But that all comes much later, after some serious power-ups on the part of Our Heroes, which brings me to the main thing that peeved me about this chapter, which I discussed in my original commentary: namely, that they really all should have died right here. Funny how Aginor and Balthamel were content to just fling everyone around instead of, you know, setting everyone on fire or crushing their hearts in their chests or any of the many other very creative ways channelers kill people later on in the series.
But as I also noted, this is a feature of the genre, not a bug—and I swear that TV Tropes must have an entry for this phenomenon, where the difficulty of the challenges is more or less directly proportional to the skills of the main characters, but I can’t find it. This one is close, but it’s a narrative trope just as much as it’s a gameplay mechanism. Oh well.
Balthamel’s death was still hella cool, anyway.
[Aginor:] “I was too close to this world in my captivity, I and Balthamel, too close to the grinding of the Wheel, but soon the Great Lord of the Dark will be free, and give us new flesh, and the world will be ours once more.”
Well, as irritated as I was with all the later resurrecting of the bad guys, I can’t claim that at least a couple of them weren’t set up from the start.
Chapter 51: Against the Shadow
Well. I have to say, I really don’t have a lot to either add to or disagree with what I said about this chapter in the original commentary. On the one hand, that’s probably disappointing from a “wanting new material” perspective, but on the other, I can probably be proud I summed my feelings up so well the first time around.
Because knowing the end of the story now doesn’t really change very much about the fact that this chapter remains a glaring handwavy ambiguous anomaly compared to the rest of the series. I still don’t know whether Kari al’Thor was real or not, I still don’t know whether that was really the Creator talking to Rand, and if so, I still don’t know why he’s apparently one of those infuriating godlike people whose declarations don’t make no dang grammatical sense. “IT IS NOT HERE”, “I AM WHO AM”, blah blah blah, it’s annoying as all get out.
*orders lightning rods on Amazon*
However, one difference between then and now is that now I am pretty sure that whatever else may or may not have been happening here, Rand really was physically at Tarwin’s Gap, and really did annihilate a metric fuckton of Shadowspawn all by his lonesome, and among other impressive maneuvers apparently managed to spontaneously invent “Rolling Ring of Earth and Fire” long before Taim’s wannabe ass ever even began to think of it. Take that, buttmunch.
Everything else, however, is still very much up in the air as far as I am concerned.
But hey, you know, the ambiguity worked out very nicely for Rand, since otherwise I have strong doubts that he would have survived ignoring basically every single one of the rules for wielding saidin we learn about later. Lucky break, that. I guess when it’s the super-refined weapons-grade non-taint-cut high class Eye of the World shit you can do what you want.

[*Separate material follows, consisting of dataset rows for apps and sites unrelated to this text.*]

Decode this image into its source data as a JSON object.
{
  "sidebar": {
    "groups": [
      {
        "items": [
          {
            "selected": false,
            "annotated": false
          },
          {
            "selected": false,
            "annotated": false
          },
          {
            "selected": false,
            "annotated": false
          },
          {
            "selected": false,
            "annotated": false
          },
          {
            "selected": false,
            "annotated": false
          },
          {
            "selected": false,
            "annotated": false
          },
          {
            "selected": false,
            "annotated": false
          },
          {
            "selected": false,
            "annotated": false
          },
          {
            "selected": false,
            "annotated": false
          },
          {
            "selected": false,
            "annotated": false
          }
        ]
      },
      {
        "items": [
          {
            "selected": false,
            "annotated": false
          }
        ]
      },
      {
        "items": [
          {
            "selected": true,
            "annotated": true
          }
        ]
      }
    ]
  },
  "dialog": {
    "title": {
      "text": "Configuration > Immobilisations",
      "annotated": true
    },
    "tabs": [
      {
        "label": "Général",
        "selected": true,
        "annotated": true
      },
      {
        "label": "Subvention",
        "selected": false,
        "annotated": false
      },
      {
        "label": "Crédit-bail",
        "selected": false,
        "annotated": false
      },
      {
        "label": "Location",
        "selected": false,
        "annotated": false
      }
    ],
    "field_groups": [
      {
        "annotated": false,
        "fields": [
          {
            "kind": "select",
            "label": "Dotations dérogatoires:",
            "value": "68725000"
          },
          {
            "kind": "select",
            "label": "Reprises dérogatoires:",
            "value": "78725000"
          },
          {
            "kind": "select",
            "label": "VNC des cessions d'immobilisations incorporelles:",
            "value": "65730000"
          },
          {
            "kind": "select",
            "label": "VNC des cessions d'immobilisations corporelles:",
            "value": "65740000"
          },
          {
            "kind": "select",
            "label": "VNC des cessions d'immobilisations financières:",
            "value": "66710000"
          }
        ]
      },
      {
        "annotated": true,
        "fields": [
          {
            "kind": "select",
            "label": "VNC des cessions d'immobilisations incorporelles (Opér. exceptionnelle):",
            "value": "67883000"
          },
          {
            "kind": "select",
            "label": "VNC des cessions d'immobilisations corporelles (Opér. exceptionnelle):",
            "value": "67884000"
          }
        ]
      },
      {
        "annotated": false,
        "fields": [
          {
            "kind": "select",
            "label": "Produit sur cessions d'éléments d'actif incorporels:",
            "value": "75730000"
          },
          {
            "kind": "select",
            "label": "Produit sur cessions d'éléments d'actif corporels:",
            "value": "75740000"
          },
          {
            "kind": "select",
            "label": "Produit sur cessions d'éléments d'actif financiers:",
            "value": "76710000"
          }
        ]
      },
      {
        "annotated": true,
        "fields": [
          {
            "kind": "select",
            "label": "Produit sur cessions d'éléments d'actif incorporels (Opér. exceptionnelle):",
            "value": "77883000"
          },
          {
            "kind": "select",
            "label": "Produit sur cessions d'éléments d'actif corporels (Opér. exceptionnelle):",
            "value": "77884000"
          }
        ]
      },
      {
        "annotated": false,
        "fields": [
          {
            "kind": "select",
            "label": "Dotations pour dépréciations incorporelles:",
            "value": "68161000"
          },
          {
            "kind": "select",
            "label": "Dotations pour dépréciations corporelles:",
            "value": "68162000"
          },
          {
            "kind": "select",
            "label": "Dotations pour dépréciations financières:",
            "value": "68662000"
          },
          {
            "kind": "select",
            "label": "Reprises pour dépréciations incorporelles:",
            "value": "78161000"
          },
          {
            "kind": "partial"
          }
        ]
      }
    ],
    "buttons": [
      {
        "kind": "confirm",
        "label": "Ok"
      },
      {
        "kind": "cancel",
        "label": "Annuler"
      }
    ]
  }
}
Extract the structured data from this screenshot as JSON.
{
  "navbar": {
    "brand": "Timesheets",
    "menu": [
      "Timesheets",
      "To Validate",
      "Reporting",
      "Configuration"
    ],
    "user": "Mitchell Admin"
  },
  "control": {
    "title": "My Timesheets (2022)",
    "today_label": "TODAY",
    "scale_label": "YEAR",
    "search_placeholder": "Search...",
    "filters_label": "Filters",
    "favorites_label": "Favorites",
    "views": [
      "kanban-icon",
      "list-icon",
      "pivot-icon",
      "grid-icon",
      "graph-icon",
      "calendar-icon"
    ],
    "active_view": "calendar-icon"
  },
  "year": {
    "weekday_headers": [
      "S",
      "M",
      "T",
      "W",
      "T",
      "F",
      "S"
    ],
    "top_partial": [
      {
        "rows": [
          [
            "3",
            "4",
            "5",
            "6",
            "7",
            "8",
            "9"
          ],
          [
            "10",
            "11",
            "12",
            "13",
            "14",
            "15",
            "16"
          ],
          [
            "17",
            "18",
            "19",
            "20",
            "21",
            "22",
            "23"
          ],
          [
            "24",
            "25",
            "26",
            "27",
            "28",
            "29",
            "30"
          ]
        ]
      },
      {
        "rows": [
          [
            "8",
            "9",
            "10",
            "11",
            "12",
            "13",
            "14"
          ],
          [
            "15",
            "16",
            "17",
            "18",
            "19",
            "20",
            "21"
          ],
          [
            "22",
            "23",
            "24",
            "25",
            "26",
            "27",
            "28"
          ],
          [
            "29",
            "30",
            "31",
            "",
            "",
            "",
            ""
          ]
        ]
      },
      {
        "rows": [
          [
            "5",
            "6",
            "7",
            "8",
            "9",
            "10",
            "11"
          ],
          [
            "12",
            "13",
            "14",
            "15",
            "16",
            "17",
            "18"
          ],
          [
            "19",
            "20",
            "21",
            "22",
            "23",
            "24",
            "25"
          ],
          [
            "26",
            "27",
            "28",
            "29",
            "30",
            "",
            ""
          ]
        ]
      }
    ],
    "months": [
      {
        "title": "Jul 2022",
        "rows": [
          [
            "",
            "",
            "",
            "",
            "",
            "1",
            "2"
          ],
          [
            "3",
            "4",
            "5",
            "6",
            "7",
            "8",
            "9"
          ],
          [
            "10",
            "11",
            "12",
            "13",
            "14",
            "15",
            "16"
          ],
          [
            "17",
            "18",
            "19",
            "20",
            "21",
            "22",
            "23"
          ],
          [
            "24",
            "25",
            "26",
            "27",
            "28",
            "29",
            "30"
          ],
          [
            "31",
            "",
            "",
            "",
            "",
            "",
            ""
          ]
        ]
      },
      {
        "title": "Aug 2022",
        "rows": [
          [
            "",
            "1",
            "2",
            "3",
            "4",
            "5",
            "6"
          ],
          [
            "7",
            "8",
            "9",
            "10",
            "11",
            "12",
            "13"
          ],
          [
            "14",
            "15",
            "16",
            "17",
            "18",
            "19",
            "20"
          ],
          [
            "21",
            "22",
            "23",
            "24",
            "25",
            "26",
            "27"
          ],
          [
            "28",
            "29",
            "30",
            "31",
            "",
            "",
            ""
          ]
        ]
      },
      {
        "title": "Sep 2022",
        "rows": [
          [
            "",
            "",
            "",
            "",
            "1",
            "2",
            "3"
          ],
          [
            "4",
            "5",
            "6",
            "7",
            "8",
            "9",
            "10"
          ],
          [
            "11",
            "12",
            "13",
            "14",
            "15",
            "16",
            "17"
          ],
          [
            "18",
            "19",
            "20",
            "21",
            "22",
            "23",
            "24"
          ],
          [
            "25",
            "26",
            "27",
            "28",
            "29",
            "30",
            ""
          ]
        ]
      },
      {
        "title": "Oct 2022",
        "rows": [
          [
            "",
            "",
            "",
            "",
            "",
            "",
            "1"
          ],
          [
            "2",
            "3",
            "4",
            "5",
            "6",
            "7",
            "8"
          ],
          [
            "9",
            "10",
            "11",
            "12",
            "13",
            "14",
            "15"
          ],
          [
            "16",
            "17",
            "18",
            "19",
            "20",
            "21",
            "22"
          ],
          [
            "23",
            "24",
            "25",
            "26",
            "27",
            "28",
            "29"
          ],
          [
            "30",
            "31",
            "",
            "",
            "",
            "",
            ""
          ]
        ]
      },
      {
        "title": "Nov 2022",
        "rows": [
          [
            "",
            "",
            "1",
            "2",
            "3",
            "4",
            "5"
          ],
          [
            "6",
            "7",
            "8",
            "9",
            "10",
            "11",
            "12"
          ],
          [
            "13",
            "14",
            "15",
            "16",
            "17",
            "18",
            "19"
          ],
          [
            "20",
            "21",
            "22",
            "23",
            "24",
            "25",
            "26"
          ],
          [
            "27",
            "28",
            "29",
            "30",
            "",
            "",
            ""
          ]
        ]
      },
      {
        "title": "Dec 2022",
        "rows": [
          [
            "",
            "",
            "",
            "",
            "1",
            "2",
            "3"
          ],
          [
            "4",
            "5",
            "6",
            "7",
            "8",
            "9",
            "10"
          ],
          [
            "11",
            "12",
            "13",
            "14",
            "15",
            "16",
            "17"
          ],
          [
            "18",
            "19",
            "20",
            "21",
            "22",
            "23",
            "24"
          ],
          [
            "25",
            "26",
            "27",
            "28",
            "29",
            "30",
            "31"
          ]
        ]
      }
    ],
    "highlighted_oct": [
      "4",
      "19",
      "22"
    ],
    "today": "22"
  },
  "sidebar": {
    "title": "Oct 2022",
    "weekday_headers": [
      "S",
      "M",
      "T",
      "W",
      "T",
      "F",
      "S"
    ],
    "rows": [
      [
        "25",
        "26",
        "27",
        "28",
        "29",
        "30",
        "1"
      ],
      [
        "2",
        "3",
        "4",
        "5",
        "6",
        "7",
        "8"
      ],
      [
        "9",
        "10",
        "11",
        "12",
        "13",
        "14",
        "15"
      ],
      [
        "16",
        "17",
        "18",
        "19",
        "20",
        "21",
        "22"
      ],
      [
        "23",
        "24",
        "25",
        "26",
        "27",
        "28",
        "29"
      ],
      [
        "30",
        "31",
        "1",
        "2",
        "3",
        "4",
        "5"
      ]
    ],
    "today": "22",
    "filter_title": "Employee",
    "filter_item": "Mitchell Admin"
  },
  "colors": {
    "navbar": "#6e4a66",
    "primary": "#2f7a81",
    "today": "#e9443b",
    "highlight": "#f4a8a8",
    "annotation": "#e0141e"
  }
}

Like regain your youth, apparently, going by Aginor’s (brief) example. Nice to know that really pure One Power can instantly de-age you as well as do all that other stuff. Sometimes I think we got a seriously raw deal by not living in any of the parallel universes where magic is real, instead of something we just argue about on the Internet.
Fire filled the chamber, a solid flame. He could see Ba’alzamon withering like a leaf, hear him howling, feel the shrieks grating on his bones.
Then again, maybe not.
And that’s what I got for this one, kids! Come back next week, when we polish off this puppy! Again! Cheers!